MUSC neurosurgeon Dr. Avery Buchholz said "there is no easy path through this. Externally she looks great, but internally she is still healing." But he anticipates Arrington will make a full recovery.
"She is recovery well, but the reality is there is recovery to go," Buchholz said. "And, realistically, it’s going to be another month or so of her taking it easy and limiting physical activity. For anyone who knows Katie knows she’s going to test those limits.
"She’s very motivated and determined, and that’s going to help her in this process."
Arrington said she wants to return to the campaign soon but plans to heed doctors' advice and take it easy.
"This campaign has never stopped for me," she said. "Like nothing else, I am a determined woman, and this has made me stronger."
Arrington was severely injured in a head-on collision by a driver driving the wrong way on a Charleston County highway on June 22. Goff, who was driving Arrington, was also critically injured and remains in the hospital. The other driver, 69-year-old Helen White, was killed.

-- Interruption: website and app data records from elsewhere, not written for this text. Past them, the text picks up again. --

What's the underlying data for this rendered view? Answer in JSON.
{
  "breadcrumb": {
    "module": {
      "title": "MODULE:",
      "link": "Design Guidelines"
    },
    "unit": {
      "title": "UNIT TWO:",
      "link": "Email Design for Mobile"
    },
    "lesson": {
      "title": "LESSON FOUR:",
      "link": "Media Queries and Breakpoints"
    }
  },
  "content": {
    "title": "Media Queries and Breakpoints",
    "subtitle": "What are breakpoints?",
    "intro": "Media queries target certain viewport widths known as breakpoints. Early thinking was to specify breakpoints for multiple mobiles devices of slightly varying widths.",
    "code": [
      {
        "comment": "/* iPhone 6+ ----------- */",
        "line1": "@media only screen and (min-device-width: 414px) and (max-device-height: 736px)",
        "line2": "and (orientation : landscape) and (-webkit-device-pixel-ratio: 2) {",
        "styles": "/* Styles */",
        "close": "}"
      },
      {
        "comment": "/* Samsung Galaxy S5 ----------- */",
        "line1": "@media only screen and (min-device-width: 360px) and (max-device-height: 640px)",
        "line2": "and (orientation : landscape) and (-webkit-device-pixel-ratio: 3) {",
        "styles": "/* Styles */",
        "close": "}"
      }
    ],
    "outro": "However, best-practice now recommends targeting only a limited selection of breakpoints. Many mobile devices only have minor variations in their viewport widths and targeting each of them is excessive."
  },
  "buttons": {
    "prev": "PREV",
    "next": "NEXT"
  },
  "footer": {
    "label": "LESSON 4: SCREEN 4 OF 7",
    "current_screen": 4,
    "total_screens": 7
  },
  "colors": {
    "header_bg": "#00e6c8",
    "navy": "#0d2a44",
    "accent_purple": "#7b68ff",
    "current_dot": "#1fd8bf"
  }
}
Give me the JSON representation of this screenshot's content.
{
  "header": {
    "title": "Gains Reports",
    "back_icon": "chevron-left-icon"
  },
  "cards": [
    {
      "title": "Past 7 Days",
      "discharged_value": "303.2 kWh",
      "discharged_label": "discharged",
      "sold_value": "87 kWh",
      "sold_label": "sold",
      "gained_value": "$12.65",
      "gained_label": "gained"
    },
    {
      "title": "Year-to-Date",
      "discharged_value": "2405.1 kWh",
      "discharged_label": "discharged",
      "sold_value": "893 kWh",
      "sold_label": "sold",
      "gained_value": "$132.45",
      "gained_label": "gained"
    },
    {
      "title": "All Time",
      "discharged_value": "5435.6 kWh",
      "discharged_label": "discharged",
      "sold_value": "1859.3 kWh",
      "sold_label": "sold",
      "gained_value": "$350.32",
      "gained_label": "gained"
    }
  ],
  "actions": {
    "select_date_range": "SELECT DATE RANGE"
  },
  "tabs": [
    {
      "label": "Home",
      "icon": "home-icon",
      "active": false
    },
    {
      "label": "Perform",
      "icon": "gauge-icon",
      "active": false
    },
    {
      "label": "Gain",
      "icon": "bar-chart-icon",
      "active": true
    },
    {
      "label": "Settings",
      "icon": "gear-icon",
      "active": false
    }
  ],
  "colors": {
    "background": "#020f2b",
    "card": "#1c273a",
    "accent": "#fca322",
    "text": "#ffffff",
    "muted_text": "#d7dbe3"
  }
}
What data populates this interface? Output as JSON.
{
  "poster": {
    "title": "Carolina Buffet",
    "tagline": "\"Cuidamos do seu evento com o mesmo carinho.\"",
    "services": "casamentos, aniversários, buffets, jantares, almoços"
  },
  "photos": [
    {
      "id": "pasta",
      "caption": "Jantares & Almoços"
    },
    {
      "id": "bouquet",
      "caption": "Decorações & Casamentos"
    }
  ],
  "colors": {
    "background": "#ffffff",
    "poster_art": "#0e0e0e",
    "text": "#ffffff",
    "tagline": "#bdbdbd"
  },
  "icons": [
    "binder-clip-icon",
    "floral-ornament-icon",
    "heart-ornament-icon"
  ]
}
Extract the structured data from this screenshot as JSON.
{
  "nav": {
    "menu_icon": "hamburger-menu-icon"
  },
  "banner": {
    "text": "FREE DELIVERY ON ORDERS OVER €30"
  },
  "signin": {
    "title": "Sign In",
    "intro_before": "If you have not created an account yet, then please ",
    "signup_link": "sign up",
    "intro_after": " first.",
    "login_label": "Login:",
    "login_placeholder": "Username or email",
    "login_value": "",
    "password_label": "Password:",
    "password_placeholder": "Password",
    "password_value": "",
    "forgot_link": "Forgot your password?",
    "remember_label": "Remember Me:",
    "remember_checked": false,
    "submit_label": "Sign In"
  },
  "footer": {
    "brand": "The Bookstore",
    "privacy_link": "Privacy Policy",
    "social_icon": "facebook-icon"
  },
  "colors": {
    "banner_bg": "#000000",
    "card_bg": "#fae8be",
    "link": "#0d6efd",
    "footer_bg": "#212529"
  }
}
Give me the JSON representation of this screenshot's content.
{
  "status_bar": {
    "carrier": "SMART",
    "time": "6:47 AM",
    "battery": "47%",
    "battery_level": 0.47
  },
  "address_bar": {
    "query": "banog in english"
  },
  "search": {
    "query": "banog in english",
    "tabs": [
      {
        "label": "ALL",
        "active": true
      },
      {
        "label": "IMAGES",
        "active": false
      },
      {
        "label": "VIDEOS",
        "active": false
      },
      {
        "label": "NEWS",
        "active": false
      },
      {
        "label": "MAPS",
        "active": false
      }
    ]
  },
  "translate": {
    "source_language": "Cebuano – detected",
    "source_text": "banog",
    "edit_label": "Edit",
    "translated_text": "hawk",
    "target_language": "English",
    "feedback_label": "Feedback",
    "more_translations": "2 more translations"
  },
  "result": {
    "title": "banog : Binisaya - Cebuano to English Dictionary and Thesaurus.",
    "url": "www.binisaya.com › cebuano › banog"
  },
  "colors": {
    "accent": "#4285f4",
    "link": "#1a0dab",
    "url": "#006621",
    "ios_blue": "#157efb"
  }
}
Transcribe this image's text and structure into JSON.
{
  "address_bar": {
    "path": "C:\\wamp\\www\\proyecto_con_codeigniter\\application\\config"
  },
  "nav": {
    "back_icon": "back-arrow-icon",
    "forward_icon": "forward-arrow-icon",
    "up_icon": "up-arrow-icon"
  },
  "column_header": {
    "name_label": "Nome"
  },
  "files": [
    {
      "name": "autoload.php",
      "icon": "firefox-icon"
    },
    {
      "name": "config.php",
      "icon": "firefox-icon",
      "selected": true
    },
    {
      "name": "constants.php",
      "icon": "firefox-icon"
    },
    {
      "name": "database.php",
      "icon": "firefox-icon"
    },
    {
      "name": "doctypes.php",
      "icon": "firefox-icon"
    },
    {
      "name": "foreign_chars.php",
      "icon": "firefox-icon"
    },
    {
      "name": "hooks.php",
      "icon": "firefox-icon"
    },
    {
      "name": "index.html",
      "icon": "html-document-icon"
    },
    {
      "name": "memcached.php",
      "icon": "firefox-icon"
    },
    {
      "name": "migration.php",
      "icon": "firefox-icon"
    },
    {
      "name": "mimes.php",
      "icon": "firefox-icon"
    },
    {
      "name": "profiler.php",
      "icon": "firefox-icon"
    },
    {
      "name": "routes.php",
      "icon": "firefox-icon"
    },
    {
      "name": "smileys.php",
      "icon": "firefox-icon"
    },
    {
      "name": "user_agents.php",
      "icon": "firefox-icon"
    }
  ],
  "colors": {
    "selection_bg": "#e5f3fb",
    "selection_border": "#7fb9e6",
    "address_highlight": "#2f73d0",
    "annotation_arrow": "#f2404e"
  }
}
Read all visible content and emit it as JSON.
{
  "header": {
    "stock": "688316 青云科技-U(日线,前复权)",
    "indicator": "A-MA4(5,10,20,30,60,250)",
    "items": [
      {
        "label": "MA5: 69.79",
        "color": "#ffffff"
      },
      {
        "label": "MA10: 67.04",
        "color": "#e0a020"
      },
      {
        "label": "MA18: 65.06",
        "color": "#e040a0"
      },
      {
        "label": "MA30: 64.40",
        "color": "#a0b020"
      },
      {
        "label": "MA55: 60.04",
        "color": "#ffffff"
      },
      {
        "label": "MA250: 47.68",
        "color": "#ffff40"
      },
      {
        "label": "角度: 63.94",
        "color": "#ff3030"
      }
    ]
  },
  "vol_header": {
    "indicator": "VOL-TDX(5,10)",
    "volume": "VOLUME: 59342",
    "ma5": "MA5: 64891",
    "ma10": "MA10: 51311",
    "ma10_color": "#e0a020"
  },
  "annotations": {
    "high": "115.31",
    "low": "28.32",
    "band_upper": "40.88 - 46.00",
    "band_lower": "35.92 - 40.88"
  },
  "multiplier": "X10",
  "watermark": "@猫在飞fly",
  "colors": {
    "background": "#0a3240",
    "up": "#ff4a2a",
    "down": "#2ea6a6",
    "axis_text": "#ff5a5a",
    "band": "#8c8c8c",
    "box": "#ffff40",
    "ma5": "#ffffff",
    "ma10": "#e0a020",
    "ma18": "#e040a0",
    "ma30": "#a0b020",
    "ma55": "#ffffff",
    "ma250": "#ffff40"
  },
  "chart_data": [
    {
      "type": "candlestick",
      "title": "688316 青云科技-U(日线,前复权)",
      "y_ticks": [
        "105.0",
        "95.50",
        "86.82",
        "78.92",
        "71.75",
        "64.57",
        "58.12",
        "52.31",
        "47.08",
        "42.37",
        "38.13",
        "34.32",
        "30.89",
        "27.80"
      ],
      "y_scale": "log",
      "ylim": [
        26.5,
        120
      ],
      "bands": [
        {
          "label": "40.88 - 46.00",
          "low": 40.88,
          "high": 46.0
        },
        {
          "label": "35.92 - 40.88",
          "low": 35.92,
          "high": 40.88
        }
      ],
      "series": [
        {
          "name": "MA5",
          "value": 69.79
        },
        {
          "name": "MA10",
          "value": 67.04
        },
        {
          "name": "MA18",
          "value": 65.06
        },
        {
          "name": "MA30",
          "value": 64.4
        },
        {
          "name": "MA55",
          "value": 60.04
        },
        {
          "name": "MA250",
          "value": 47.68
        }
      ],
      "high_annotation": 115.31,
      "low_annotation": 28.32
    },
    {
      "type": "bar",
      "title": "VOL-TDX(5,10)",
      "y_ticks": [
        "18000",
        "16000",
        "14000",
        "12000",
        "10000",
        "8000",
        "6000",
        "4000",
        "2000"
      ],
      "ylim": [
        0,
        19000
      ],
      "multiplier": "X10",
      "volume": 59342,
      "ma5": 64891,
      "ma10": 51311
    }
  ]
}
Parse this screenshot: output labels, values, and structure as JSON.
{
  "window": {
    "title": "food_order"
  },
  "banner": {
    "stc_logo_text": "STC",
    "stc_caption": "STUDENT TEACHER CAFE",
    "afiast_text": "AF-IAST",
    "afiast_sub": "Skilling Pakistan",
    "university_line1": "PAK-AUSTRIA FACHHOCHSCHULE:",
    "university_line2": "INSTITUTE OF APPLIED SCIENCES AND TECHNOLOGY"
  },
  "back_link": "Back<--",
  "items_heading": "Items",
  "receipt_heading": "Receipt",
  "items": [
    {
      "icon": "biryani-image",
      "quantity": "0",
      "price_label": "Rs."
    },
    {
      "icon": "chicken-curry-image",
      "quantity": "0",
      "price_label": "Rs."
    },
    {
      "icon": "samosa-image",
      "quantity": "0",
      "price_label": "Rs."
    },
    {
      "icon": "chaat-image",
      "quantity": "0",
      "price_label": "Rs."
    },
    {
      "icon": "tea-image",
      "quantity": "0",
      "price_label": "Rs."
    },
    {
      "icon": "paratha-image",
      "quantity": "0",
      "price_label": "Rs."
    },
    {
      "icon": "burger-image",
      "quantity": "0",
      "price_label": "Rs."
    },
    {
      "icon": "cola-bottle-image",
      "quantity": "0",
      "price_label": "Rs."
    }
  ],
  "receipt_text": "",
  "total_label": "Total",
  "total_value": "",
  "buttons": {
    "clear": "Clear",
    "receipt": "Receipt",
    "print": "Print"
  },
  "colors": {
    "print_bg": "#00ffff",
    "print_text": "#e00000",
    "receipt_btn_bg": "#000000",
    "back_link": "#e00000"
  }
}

Arrington offered her "deepest and profound condolences" to White's family.
The first-term state representative from Summerville was injured a little more than a week after having ousted U.S. Rep. Mark Sanford in South Carolina's June 12 GOP primary. Arrington received the backing of President Donald Trump just hours before polls closed.
Democratic nominee Joe Cunningham suspended campaign activities for a few days following the crash and wished Arrington a full recovery, as did Sanford.
The Democratic Congressional Campaign Committee is preparing to make crucial investments in the district, according to a spokesperson for the party’s official fundraising arm for House candidates.
South Carolina's junior U.S. Sen. Tim Scott, who previously held the coastal 1st District congressional seat, will stand in as a surrogate for Arrington at upcoming campaign events.
Asked how much she’s been thinking about the campaign, Arrington said she was still hooked to ventilators when she mouthed “I love you” to her husband, and then began writing in the air with her hand “C-A-M.”
"And my husband, Rob, what was I saying?" she said during the news conference.
“You were saying 'campaign,' ” her husband said.
"This is hard work (and) perseverance to get to Washington (D.C.) to represent this community, this district and this nation, and it hasn't stopped," Arrington said Friday.
She thanked people for the outpouring of support she's received while recovering in the hospital, including prayer vigils, prayer shawls and rosaries.
"To everybody watching and to everybody in this room, I'm just like you," she said. "And I'm really just a nobody. And the fact that you opened your hearts and your prayers to me, I'm just somebody who wants to serve. I don't deserve it. ... I thank you for picking me."
S.C. GOP Chairman Drew McKissick says the party has heard from "everyone from the White House right on down" since Arrington's accident.
He said GOP leaders across the state are committed to making sure the district remains in Republican hands.
"We are going to be working tightly with the campaign in terms of whatever they think they need," McKissick said. "Everyone from the senator on down has offered to do whatever the campaign needs. ... The one thing I think you can say for certain is this has done nothing to diminish the drive she has a person and as a candidate. And, if anything, it's just emphasized it."